County hearings on traffic variance requests don’t usually draw standing-room only crowds to the City/County Building in downtown Wilmington, but on Tuesday night the room was packed with bright orange-clad t-shirt-wearing constituents who left no doubt they were in favor of that evening’s applicant.
Hundreds of supporters of the Pettinaro Company’s plans to invest $130 million into the long-vacant Barley Mill Plaza site that once housed DuPont Company offices came out in force, with their shirts’ message leaving no doubt of their position: “Support Barley Mill.”
Attendees got what they came for, which was a unanimous, 13-0 New Castle County Council vote in favor of the variance, which will allow Pettinaro to move forward with demolition of the decrepit former DuPont buildings and transformation of the 500,000 square foot mixed-use development that will be anchored by a new Wegman’s grocery store.
Supporters in attendance cheered the positive outcome, nervously laughing when council president Karen Hartley-Nagle first joked that the variance had not been approved.
In all likelihood, the council vote may well signal and end to one of the longest running and most contentious land-use battles in county history, going back more than ten years to when developer Keith Stoltz first proposed a 2.5 million redevelopment of the property bordering the quiet Greenville community that was likened to the King of Prussia Mall.
Pettinaro president Greg Pettinaro drew plaudits from the community and council members for engaging with civic groups and other stakeholders as he drafted plans for a downsized redevelopment. Pettinaro hosted several public meetings in advance of Tuesday’s hearing.
Landing Wegman’s as an anchor tenant delighted local residents, who complained of having to travel to north Wilmington or Pennsylvania for similar food store options.
Pettinaro said he was pleased with the outcome, and had no expectation the vote would be unanimous in his favor.
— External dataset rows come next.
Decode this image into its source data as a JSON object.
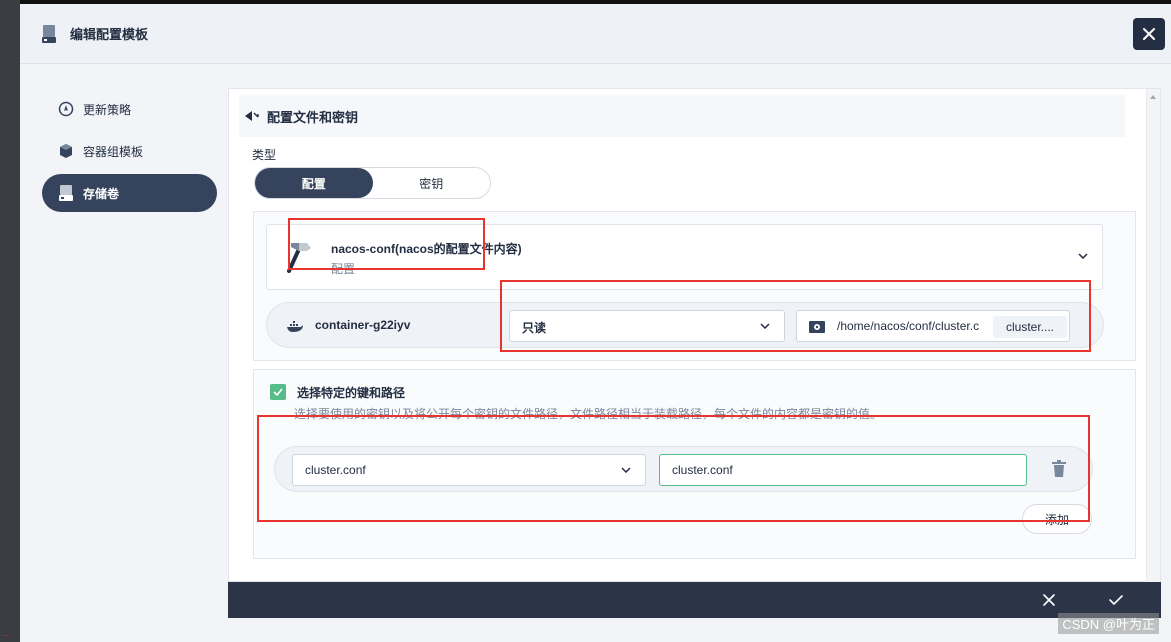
{
  "header": {
    "title": "编辑配置模板"
  },
  "nav": {
    "items": [
      {
        "label": "更新策略",
        "icon": "update-strategy-icon"
      },
      {
        "label": "容器组模板",
        "icon": "pod-template-icon"
      },
      {
        "label": "存储卷",
        "icon": "storage-volume-icon",
        "active": true
      }
    ]
  },
  "section": {
    "title": "配置文件和密钥"
  },
  "type": {
    "label": "类型",
    "options": [
      "配置",
      "密钥"
    ],
    "selected": "配置"
  },
  "config": {
    "name": "nacos-conf(nacos的配置文件内容)",
    "kind": "配置"
  },
  "mount": {
    "container": "container-g22iyv",
    "mode": "只读",
    "path": "/home/nacos/conf/cluster.c",
    "subpath": "cluster...."
  },
  "keys": {
    "checked": true,
    "label": "选择特定的键和路径",
    "description": "选择要使用的密钥以及将公开每个密钥的文件路径，文件路径相当于装载路径，每个文件的内容都是密钥的值。",
    "rows": [
      {
        "key": "cluster.conf",
        "path": "cluster.conf"
      }
    ],
    "add_label": "添加"
  },
  "watermark": "CSDN @叶为正",
  "colors": {
    "primary_dark": "#36435c",
    "accent_green": "#55bc8a",
    "annotation_red": "#e8342e"
  }
}
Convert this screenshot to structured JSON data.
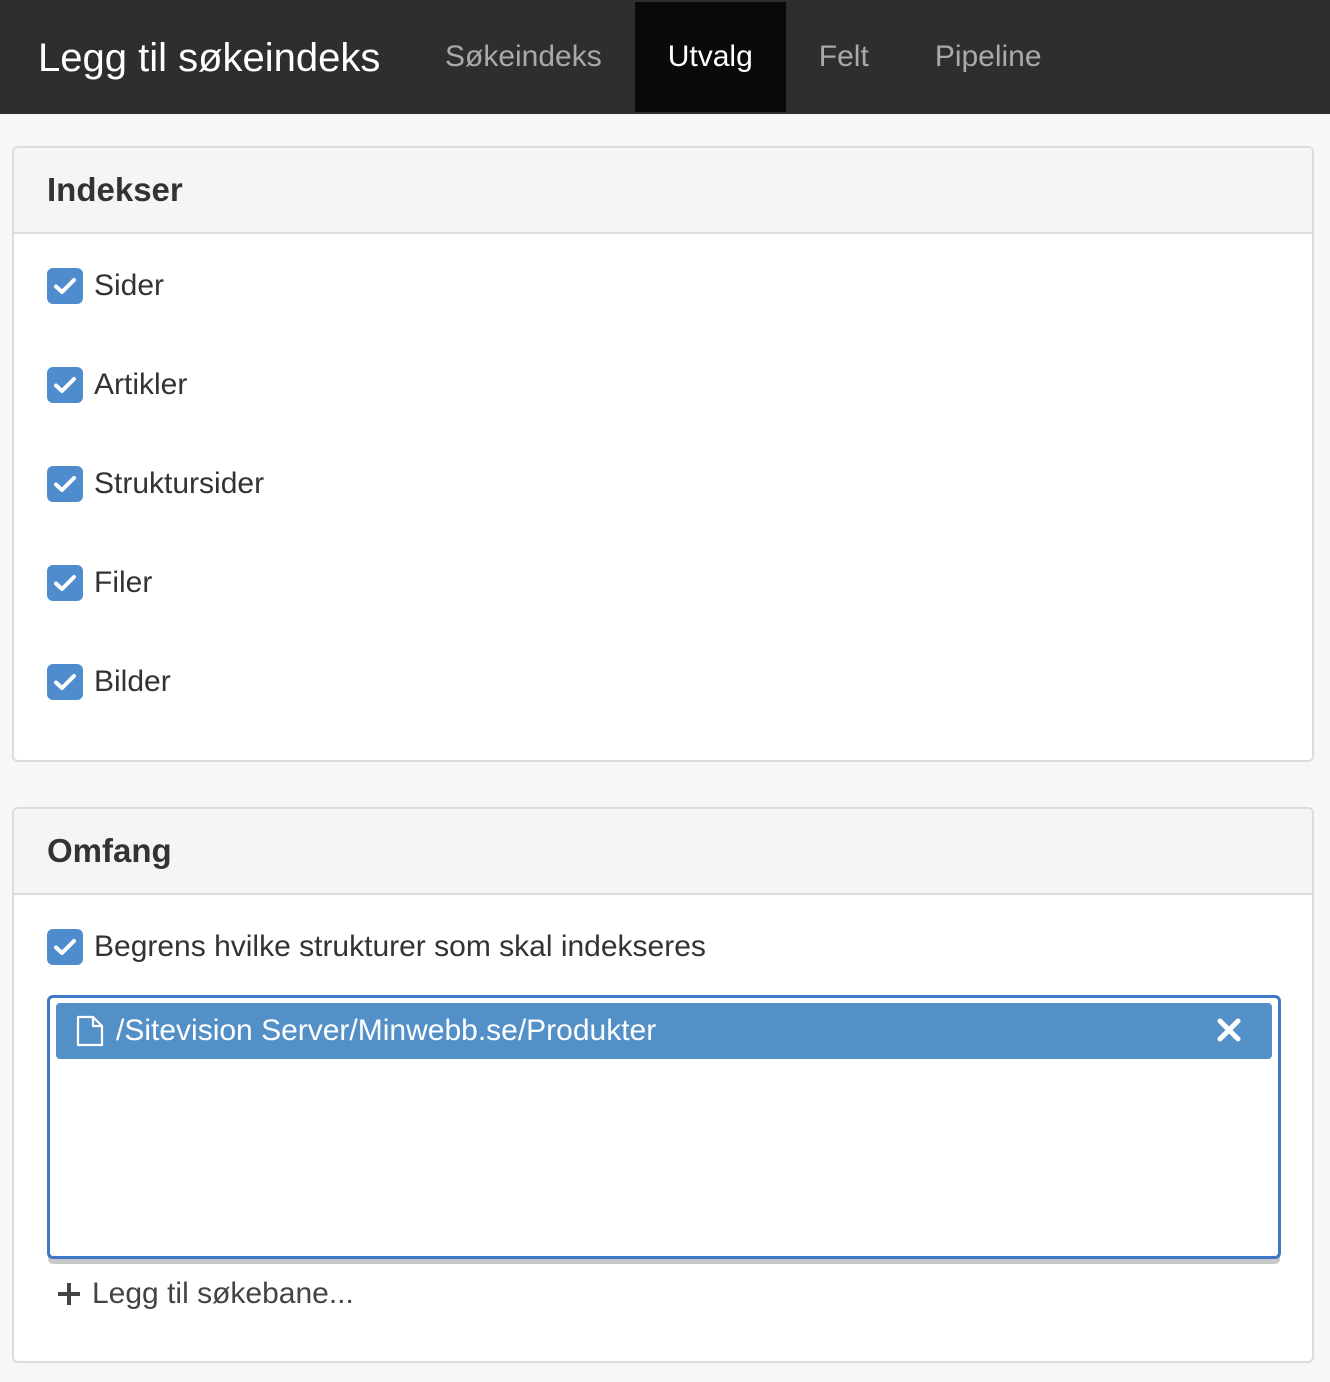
{
  "header": {
    "title": "Legg til søkeindeks",
    "tabs": [
      {
        "label": "Søkeindeks",
        "active": false
      },
      {
        "label": "Utvalg",
        "active": true
      },
      {
        "label": "Felt",
        "active": false
      },
      {
        "label": "Pipeline",
        "active": false
      }
    ]
  },
  "indexes": {
    "title": "Indekser",
    "items": [
      {
        "label": "Sider",
        "checked": true
      },
      {
        "label": "Artikler",
        "checked": true
      },
      {
        "label": "Struktursider",
        "checked": true
      },
      {
        "label": "Filer",
        "checked": true
      },
      {
        "label": "Bilder",
        "checked": true
      }
    ]
  },
  "scope": {
    "title": "Omfang",
    "restrict_label": "Begrens hvilke strukturer som skal indekseres",
    "restrict_checked": true,
    "paths": [
      {
        "path": "/Sitevision Server/Minwebb.se/Produkter",
        "icon": "file-icon"
      }
    ],
    "add_label": "Legg til søkebane..."
  },
  "colors": {
    "topbar": "#2e2e2e",
    "active_tab": "#0a0a0a",
    "checkbox": "#4f8ccd",
    "selected_path": "#5490c8",
    "focus_border": "#3f78c7"
  }
}
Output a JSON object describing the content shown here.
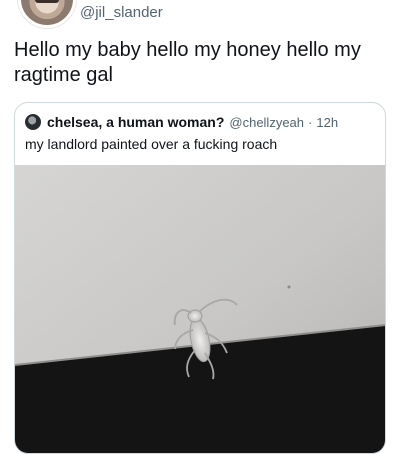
{
  "tweet": {
    "handle": "@jil_slander",
    "text": "Hello my baby hello my honey hello my ragtime gal"
  },
  "quoted": {
    "name": "chelsea, a human woman?",
    "handle": "@chellzyeah",
    "separator": "·",
    "time": "12h",
    "text": "my landlord painted over a fucking roach"
  },
  "colors": {
    "wall": "#c9c8c6",
    "shadow": "#141414",
    "border": "#cfd9de",
    "secondary_text": "#536471"
  },
  "icons": {
    "avatar": "profile-photo",
    "quoted_avatar": "profile-photo"
  }
}
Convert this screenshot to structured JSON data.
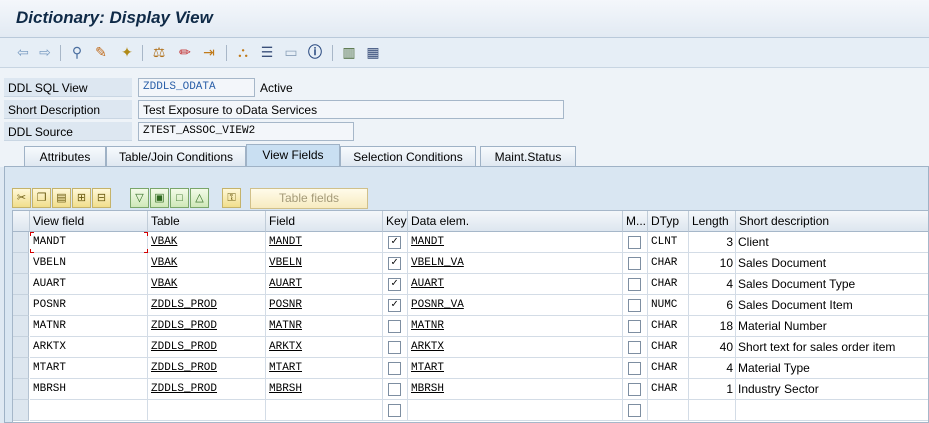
{
  "window": {
    "title": "Dictionary: Display View"
  },
  "toolbar": {
    "icons": [
      "back-arrow-icon",
      "forward-arrow-icon",
      "other-object-icon",
      "display-change-icon",
      "activate-icon",
      "where-used-icon",
      "edit-icon",
      "navigate-icon",
      "hierarchy-icon",
      "display-object-list-icon",
      "layout-icon",
      "information-icon",
      "table-structure-icon",
      "columns-icon"
    ]
  },
  "header": {
    "ddl_sql_view_label": "DDL SQL View",
    "ddl_sql_view_value": "ZDDLS_ODATA",
    "status": "Active",
    "short_description_label": "Short Description",
    "short_description_value": "Test Exposure to oData Services",
    "ddl_source_label": "DDL Source",
    "ddl_source_value": "ZTEST_ASSOC_VIEW2"
  },
  "tabs": [
    {
      "label": "Attributes",
      "active": false
    },
    {
      "label": "Table/Join Conditions",
      "active": false
    },
    {
      "label": "View Fields",
      "active": true
    },
    {
      "label": "Selection Conditions",
      "active": false
    },
    {
      "label": "Maint.Status",
      "active": false
    }
  ],
  "table_toolbar": {
    "table_fields_label": "Table fields"
  },
  "grid": {
    "columns": [
      "View field",
      "Table",
      "Field",
      "Key",
      "Data elem.",
      "M...",
      "DTyp",
      "Length",
      "Short description"
    ],
    "rows": [
      {
        "view_field": "MANDT",
        "table": "VBAK",
        "field": "MANDT",
        "key": true,
        "data_elem": "MANDT",
        "m": false,
        "dtyp": "CLNT",
        "length": "3",
        "short_desc": "Client"
      },
      {
        "view_field": "VBELN",
        "table": "VBAK",
        "field": "VBELN",
        "key": true,
        "data_elem": "VBELN_VA",
        "m": false,
        "dtyp": "CHAR",
        "length": "10",
        "short_desc": "Sales Document"
      },
      {
        "view_field": "AUART",
        "table": "VBAK",
        "field": "AUART",
        "key": true,
        "data_elem": "AUART",
        "m": false,
        "dtyp": "CHAR",
        "length": "4",
        "short_desc": "Sales Document Type"
      },
      {
        "view_field": "POSNR",
        "table": "ZDDLS_PROD",
        "field": "POSNR",
        "key": true,
        "data_elem": "POSNR_VA",
        "m": false,
        "dtyp": "NUMC",
        "length": "6",
        "short_desc": "Sales Document Item"
      },
      {
        "view_field": "MATNR",
        "table": "ZDDLS_PROD",
        "field": "MATNR",
        "key": false,
        "data_elem": "MATNR",
        "m": false,
        "dtyp": "CHAR",
        "length": "18",
        "short_desc": "Material Number"
      },
      {
        "view_field": "ARKTX",
        "table": "ZDDLS_PROD",
        "field": "ARKTX",
        "key": false,
        "data_elem": "ARKTX",
        "m": false,
        "dtyp": "CHAR",
        "length": "40",
        "short_desc": "Short text for sales order item"
      },
      {
        "view_field": "MTART",
        "table": "ZDDLS_PROD",
        "field": "MTART",
        "key": false,
        "data_elem": "MTART",
        "m": false,
        "dtyp": "CHAR",
        "length": "4",
        "short_desc": "Material Type"
      },
      {
        "view_field": "MBRSH",
        "table": "ZDDLS_PROD",
        "field": "MBRSH",
        "key": false,
        "data_elem": "MBRSH",
        "m": false,
        "dtyp": "CHAR",
        "length": "1",
        "short_desc": "Industry Sector"
      },
      {
        "view_field": "",
        "table": "",
        "field": "",
        "key": false,
        "data_elem": "",
        "m": false,
        "dtyp": "",
        "length": "",
        "short_desc": ""
      }
    ]
  }
}
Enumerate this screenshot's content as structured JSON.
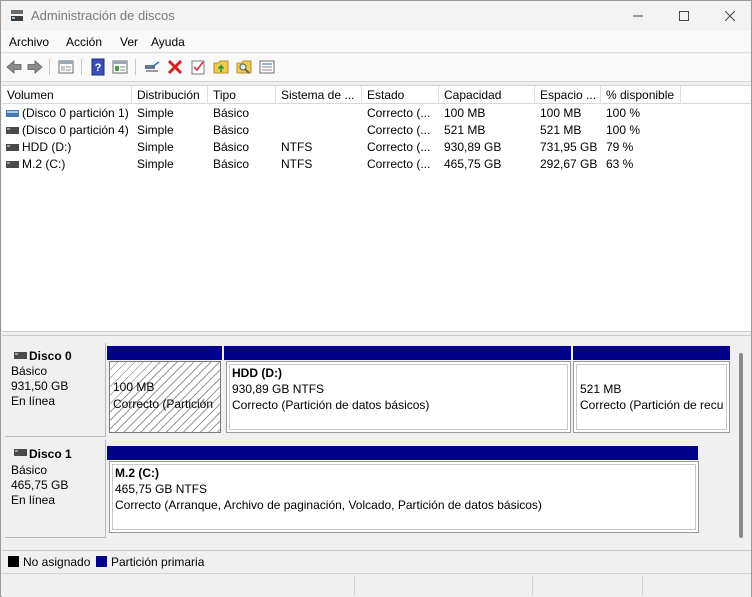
{
  "window": {
    "title": "Administración de discos"
  },
  "menu": [
    "Archivo",
    "Acción",
    "Ver",
    "Ayuda"
  ],
  "toolbar": {
    "icons": [
      "back-arrow-icon",
      "forward-arrow-icon",
      "properties-icon",
      "help-icon",
      "view-icon",
      "connect-disk-icon",
      "delete-icon",
      "check-icon",
      "folder-up-icon",
      "search-folder-icon",
      "list-icon"
    ]
  },
  "volume_list": {
    "columns": [
      "Volumen",
      "Distribución",
      "Tipo",
      "Sistema de ...",
      "Estado",
      "Capacidad",
      "Espacio ...",
      "% disponible"
    ],
    "rows": [
      [
        "(Disco 0 partición 1)",
        "Simple",
        "Básico",
        "",
        "Correcto (...",
        "100 MB",
        "100 MB",
        "100 %"
      ],
      [
        "(Disco 0 partición 4)",
        "Simple",
        "Básico",
        "",
        "Correcto (...",
        "521 MB",
        "521 MB",
        "100 %"
      ],
      [
        "HDD (D:)",
        "Simple",
        "Básico",
        "NTFS",
        "Correcto (...",
        "930,89 GB",
        "731,95 GB",
        "79 %"
      ],
      [
        "M.2 (C:)",
        "Simple",
        "Básico",
        "NTFS",
        "Correcto (...",
        "465,75 GB",
        "292,67 GB",
        "63 %"
      ]
    ]
  },
  "disks": [
    {
      "name": "Disco 0",
      "type": "Básico",
      "size": "931,50 GB",
      "status": "En línea",
      "partitions": [
        {
          "title": "",
          "size": "100 MB",
          "status": "Correcto (Partición"
        },
        {
          "title": "HDD  (D:)",
          "size": "930,89 GB NTFS",
          "status": "Correcto (Partición de datos básicos)"
        },
        {
          "title": "",
          "size": "521 MB",
          "status": "Correcto (Partición de recu"
        }
      ]
    },
    {
      "name": "Disco 1",
      "type": "Básico",
      "size": "465,75 GB",
      "status": "En línea",
      "partitions": [
        {
          "title": "M.2  (C:)",
          "size": "465,75 GB NTFS",
          "status": "Correcto (Arranque, Archivo de paginación, Volcado, Partición de datos básicos)"
        }
      ]
    }
  ],
  "legend": [
    {
      "label": "No asignado",
      "color": "#000000"
    },
    {
      "label": "Partición primaria",
      "color": "#00008b"
    }
  ]
}
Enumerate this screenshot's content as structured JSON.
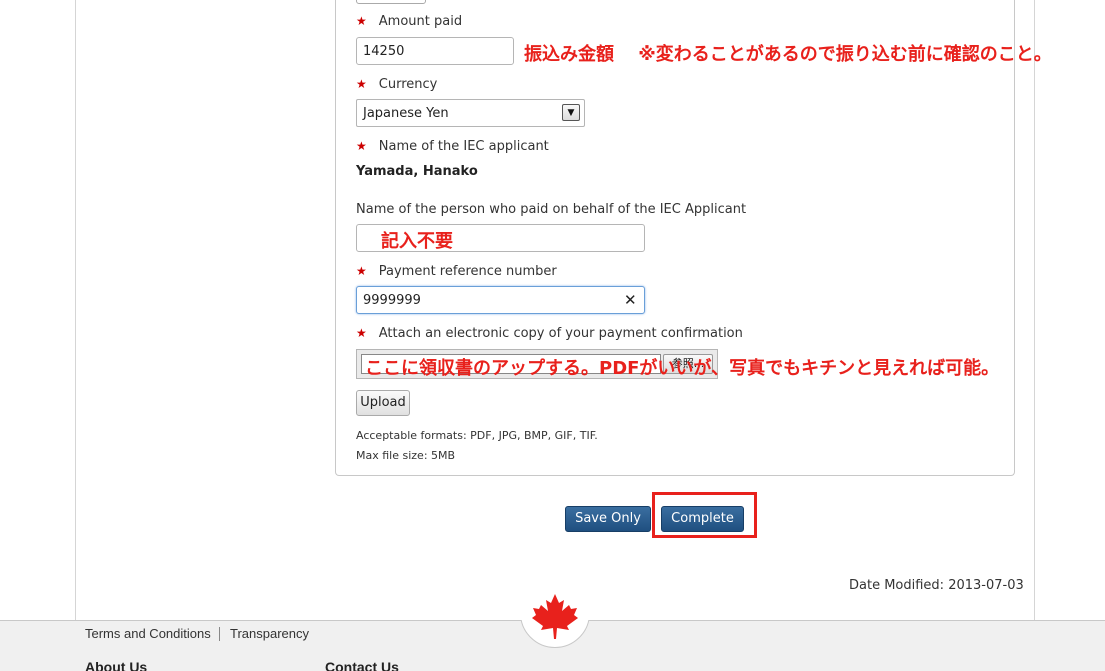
{
  "form": {
    "amount_label": "Amount paid",
    "amount_value": "14250",
    "currency_label": "Currency",
    "currency_value": "Japanese Yen",
    "applicant_label": "Name of the IEC applicant",
    "applicant_name": "Yamada, Hanako",
    "payer_label": "Name of the person who paid on behalf of the IEC Applicant",
    "payer_value": "",
    "reference_label": "Payment reference number",
    "reference_value": "9999999",
    "attach_label": "Attach an electronic copy of your payment confirmation",
    "browse_label": "参照...",
    "upload_label": "Upload",
    "formats_note": "Acceptable formats: PDF, JPG, BMP, GIF, TIF.",
    "size_note": "Max file size: 5MB",
    "required_mark": "★"
  },
  "annotations": {
    "amount_note": "振込み金額　 ※変わることがあるので振り込む前に確認のこと。",
    "payer_note": "記入不要",
    "attach_note": "ここに領収書のアップする。PDFがいいが、写真でもキチンと見えれば可能。"
  },
  "actions": {
    "save_label": "Save Only",
    "complete_label": "Complete"
  },
  "meta": {
    "date_modified": "Date Modified: 2013-07-03"
  },
  "footer": {
    "terms": "Terms and Conditions",
    "transparency": "Transparency",
    "about": "About Us",
    "contact": "Contact Us"
  },
  "colors": {
    "annotation_red": "#e8211c",
    "button_blue": "#1f4f80",
    "maple_red": "#e8211c"
  }
}
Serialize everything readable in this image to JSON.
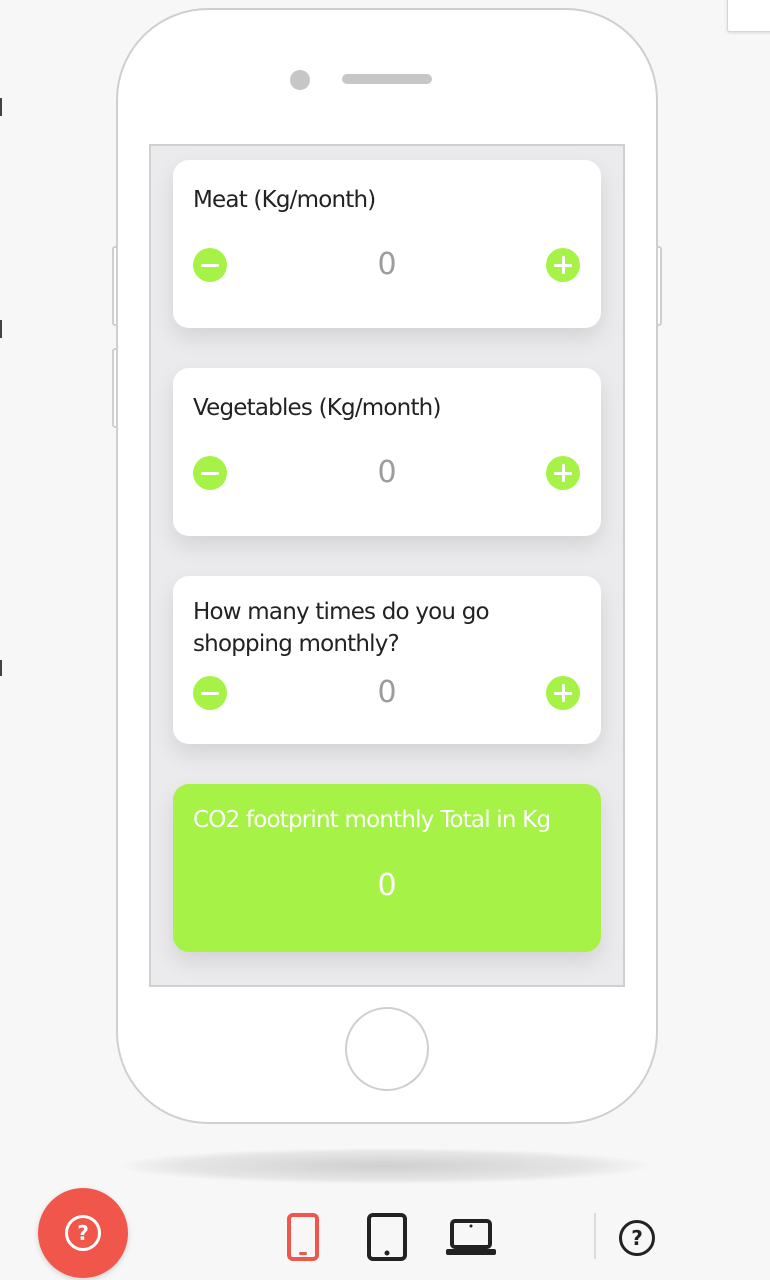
{
  "items": [
    {
      "label": "Meat (Kg/month)",
      "value": "0"
    },
    {
      "label": "Vegetables (Kg/month)",
      "value": "0"
    },
    {
      "label": "How many times do you go shopping monthly?",
      "value": "0"
    }
  ],
  "total": {
    "label": "CO2 footprint monthly Total in Kg",
    "value": "0"
  },
  "toolbar": {
    "help_fab_glyph": "?",
    "help_glyph": "?",
    "devices": [
      "phone-icon",
      "tablet-icon",
      "laptop-icon"
    ],
    "active_device": "phone-icon"
  },
  "colors": {
    "accent_green": "#a6f246",
    "fab_red": "#f1564a",
    "active_icon": "#f1564a",
    "icon_dark": "#222222"
  }
}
“I’m excited that the council agreed with our analysis that this is best for the community,” he said. “This means a lot more jobs. This is a big economic development project, a dilapidated park will get refurbished, something that becomes a vital part of this community again.”